Nora O’Brien chased a dream from Indiana to Scotland, so sure it was the right thing to do. Three years later she was left in her adopted country with nothing to her name but guilt and regret.
Until Aidan Lennox entered her life.
Older, worldlier, a music producer and composer, the sexy Scot should never have made sense for Nora. But somehow, in each other, they found the light they were looking for, the laughter and the passion—the strength to play on despite their past losses.
But when life dealt Aidan another unlucky hand, instead of reaching for her he disappeared. The agonizing loss of him inspired something within Nora. It fired her spirit— the anger and hurt pushing her forward to take control and reach for her dreams.
Finally pursuing a career on stage while she put herself through college, everything is how Nora wants it. She’s avoiding heartbreak and concentrating on her goals.
Sounds easy but it’s not. Because Aidan is back. And for some reason he hates Nora.

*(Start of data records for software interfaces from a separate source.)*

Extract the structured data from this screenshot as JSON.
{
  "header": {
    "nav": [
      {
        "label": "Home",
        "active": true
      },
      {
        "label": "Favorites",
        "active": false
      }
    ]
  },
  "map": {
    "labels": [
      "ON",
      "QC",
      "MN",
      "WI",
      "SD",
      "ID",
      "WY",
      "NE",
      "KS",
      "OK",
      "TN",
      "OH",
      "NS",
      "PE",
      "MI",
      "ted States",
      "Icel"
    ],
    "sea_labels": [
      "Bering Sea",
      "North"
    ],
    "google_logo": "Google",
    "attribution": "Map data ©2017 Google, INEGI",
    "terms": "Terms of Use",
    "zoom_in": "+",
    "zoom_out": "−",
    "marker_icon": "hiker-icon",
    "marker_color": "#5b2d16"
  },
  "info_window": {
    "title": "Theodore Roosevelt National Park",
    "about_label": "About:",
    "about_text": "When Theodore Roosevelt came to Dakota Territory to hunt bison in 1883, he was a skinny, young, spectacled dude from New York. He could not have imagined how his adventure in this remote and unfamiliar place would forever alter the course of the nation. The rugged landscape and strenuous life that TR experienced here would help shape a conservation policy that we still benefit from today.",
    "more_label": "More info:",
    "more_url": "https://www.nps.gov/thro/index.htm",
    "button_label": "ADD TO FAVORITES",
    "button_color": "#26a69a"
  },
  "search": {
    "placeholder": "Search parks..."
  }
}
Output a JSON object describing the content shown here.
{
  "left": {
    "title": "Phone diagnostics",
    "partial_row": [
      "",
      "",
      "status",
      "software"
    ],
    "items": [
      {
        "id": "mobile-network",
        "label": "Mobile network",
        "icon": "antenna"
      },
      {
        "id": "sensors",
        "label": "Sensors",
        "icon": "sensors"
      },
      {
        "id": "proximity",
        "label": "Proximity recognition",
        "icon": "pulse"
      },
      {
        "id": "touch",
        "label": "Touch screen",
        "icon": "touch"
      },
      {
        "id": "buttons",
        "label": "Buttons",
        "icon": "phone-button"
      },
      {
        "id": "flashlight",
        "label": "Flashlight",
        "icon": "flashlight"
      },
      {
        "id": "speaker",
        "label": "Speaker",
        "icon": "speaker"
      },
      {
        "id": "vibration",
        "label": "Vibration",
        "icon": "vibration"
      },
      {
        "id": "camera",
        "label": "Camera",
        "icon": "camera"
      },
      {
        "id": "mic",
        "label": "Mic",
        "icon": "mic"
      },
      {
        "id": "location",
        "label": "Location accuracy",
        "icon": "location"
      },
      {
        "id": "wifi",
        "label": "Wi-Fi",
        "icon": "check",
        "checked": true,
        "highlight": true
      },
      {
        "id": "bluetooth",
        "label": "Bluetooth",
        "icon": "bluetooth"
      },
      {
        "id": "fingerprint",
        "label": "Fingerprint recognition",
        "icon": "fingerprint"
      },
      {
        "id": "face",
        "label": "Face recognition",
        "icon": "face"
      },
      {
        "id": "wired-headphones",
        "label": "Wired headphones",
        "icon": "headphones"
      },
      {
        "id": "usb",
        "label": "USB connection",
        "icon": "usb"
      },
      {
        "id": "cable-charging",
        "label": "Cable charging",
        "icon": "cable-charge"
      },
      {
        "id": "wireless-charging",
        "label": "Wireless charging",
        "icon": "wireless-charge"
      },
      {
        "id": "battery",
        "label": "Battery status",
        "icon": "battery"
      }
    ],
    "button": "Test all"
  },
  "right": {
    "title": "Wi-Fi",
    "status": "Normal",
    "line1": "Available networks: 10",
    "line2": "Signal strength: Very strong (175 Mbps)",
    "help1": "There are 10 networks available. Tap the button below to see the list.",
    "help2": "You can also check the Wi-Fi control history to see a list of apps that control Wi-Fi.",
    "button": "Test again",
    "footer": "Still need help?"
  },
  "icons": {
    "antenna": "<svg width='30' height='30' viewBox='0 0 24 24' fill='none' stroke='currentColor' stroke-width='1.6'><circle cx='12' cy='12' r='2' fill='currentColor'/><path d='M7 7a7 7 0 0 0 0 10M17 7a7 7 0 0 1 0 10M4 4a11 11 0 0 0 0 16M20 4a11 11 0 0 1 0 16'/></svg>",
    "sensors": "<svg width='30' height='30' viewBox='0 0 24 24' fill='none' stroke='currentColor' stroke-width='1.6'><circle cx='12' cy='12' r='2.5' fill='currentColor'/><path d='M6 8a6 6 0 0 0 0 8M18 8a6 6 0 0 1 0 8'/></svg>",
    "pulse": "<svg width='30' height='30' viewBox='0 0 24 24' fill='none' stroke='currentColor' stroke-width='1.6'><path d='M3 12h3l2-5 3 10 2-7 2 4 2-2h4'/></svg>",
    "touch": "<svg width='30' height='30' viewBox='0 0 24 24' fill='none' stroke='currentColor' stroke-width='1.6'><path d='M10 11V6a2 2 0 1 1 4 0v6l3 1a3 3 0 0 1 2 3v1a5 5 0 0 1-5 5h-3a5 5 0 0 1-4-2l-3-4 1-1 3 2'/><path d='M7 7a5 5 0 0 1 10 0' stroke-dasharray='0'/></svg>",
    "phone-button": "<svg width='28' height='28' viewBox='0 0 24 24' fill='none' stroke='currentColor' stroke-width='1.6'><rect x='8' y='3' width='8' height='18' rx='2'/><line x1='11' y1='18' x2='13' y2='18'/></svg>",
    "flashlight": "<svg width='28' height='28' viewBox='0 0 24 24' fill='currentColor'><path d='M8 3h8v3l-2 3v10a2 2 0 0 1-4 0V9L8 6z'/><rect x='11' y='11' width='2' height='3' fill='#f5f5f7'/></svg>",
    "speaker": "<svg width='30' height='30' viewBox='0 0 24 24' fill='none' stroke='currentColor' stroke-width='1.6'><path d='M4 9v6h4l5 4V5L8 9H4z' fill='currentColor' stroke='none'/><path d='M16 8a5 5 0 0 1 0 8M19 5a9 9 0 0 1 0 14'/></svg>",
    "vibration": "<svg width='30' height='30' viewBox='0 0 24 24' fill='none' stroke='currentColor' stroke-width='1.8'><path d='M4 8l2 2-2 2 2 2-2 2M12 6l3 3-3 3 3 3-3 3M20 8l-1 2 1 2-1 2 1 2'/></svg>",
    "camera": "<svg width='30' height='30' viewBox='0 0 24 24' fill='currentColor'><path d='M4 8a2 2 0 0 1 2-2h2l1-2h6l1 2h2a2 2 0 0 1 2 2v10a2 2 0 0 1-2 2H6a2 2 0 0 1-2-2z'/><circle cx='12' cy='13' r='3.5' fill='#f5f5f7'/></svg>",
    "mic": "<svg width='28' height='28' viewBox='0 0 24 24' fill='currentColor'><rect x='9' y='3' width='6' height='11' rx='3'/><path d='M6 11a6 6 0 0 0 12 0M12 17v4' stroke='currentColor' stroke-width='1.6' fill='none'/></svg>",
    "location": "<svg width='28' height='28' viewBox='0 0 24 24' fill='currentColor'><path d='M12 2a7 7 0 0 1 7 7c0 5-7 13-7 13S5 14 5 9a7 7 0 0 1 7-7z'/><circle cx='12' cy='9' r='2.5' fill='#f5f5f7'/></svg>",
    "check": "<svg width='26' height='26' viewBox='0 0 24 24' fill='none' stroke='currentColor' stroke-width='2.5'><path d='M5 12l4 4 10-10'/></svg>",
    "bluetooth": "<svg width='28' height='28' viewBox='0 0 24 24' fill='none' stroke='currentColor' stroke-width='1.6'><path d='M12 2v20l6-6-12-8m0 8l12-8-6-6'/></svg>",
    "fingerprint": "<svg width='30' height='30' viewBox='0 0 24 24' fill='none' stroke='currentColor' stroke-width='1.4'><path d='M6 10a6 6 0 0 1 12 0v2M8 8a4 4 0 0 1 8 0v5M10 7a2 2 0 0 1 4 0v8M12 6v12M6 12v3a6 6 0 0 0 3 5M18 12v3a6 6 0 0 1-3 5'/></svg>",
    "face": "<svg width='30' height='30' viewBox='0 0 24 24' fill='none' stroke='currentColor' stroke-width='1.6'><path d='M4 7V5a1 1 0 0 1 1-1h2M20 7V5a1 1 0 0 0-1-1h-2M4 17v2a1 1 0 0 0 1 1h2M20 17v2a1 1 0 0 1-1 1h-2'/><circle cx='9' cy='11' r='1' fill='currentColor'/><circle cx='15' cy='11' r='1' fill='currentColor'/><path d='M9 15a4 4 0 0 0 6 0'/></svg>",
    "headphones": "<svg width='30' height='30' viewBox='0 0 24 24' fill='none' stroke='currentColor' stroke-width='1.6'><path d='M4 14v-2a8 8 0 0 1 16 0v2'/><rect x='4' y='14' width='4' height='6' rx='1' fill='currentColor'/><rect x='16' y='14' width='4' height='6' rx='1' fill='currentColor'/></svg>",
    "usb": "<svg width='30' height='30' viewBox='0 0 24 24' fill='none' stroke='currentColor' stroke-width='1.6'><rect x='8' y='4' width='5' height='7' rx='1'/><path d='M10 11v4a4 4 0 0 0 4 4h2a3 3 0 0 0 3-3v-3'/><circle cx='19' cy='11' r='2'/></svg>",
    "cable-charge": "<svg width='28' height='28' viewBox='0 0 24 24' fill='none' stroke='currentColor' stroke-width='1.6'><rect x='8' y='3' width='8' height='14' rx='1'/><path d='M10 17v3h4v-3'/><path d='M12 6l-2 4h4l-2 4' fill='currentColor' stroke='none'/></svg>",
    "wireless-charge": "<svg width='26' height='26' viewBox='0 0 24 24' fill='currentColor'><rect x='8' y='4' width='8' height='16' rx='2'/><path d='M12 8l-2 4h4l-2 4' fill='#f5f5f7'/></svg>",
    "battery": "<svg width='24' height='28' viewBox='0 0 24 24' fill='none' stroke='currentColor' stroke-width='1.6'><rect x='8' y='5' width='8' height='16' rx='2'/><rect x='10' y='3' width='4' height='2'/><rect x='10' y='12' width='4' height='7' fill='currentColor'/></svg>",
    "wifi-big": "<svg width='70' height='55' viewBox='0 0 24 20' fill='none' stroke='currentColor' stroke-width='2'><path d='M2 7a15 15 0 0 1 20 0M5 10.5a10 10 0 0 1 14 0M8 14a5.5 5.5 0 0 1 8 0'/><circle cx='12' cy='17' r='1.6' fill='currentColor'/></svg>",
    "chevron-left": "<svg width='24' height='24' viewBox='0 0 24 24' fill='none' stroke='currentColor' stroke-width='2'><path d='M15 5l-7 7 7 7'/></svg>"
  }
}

He’s determined to be at war with her. And she has absolutely no idea why. (Goodreads)
In Young’s latest novel, she returns to Edinburgh Scotland and with Play On, she has not only produced a brilliant Contemporary Romance, she has also show a maturity in her writing that demonstrates her ability as a brilliant author.
Play On was a masterclass in taking the Contemporary Romance and creating something that I can honestly say that I have not read. The book centres around Nora and covers about six or seven years. It opens in Edinburgh, with Nora getting changed in a bathroom in a hospital. There is an encounter with an unnamed man and all you are given is a womans name Nora says when trying to push this mysterious man away.
It then shifts back a few years and from here, I was given the task of trying to work out who the man in the opening chapter was. It added a certain layer to the book and with each new male character, I tried to see if they were the mystery man. Candidates are quickly disguarded, until it is revealed that it is Aiden, the character in the synopsis of the book. Here, I am going to admit that I didn’t read the synopsis, but even after finishing the book and then reading it, I still could see that my interpretation of the book was still a viable one.
It is difficult to delve in deeper to the book, because I fear I would give something away. What I can say is that Nora’s journey to her Happy Ever After is a journey that has many obstacles along the way. Even, when Aidan returns on the scene, I was never 100% sure that she would end up with him. So much had happened between them that it was never a given that they would end up together. This was down to how Nora changed and matured through the book, that she is not the same woman at the beginning of the book.
It is true that this at its heart , is a romance novel, but it is so much more. As with many of her On Dublin Street books, it deals with very serious themes. Witnessing how the characters react and learn from them can be so heart breaking. I can say that there are at least three instances in the book that stole my breath. It felt as though my heart was ripped out and the characters anguish was my own. Very few authors can get that reaction from me, but Young did this to me.
Nora is our in to this story and as a character, she is one of Youngs more complex female characters. She hasn’t had the luckiest hand to start with. She escapes from her home life, but ends up in a cage with a different view. I could see the reasons why she grasped this opportunity and though it didn’t work out initially as she planned, fate’s fickle hand led her to where she should be. I felt this intense pride that she brushed herself off and managed to move on. By the time the book finished, she has to be one of my favourite female characters of Youngs.
One of the unsung characters in this book, has to be the city of Edinburgh itself. Though I did enjoy her Hearts Boardwalk series, it seemed to miss that certain something that I couldn’t put my finger on. Reading Play On, I realised that it was the Character of Edinburgh. Being very familiar with the city myself, Young has captured it perfectly and the city itself adds to the book. I could see the streets and places she mentioned so very clearly and it allowed me to become more ingrained in the book.
Play On is going to be difficult for Young to top, for it displays such maturity in the way it is written. Once I started to read the book, I couldn’t put it down. With each page, I was pulled to find out how the book would all play out. This has left me anticipating what Young will write next.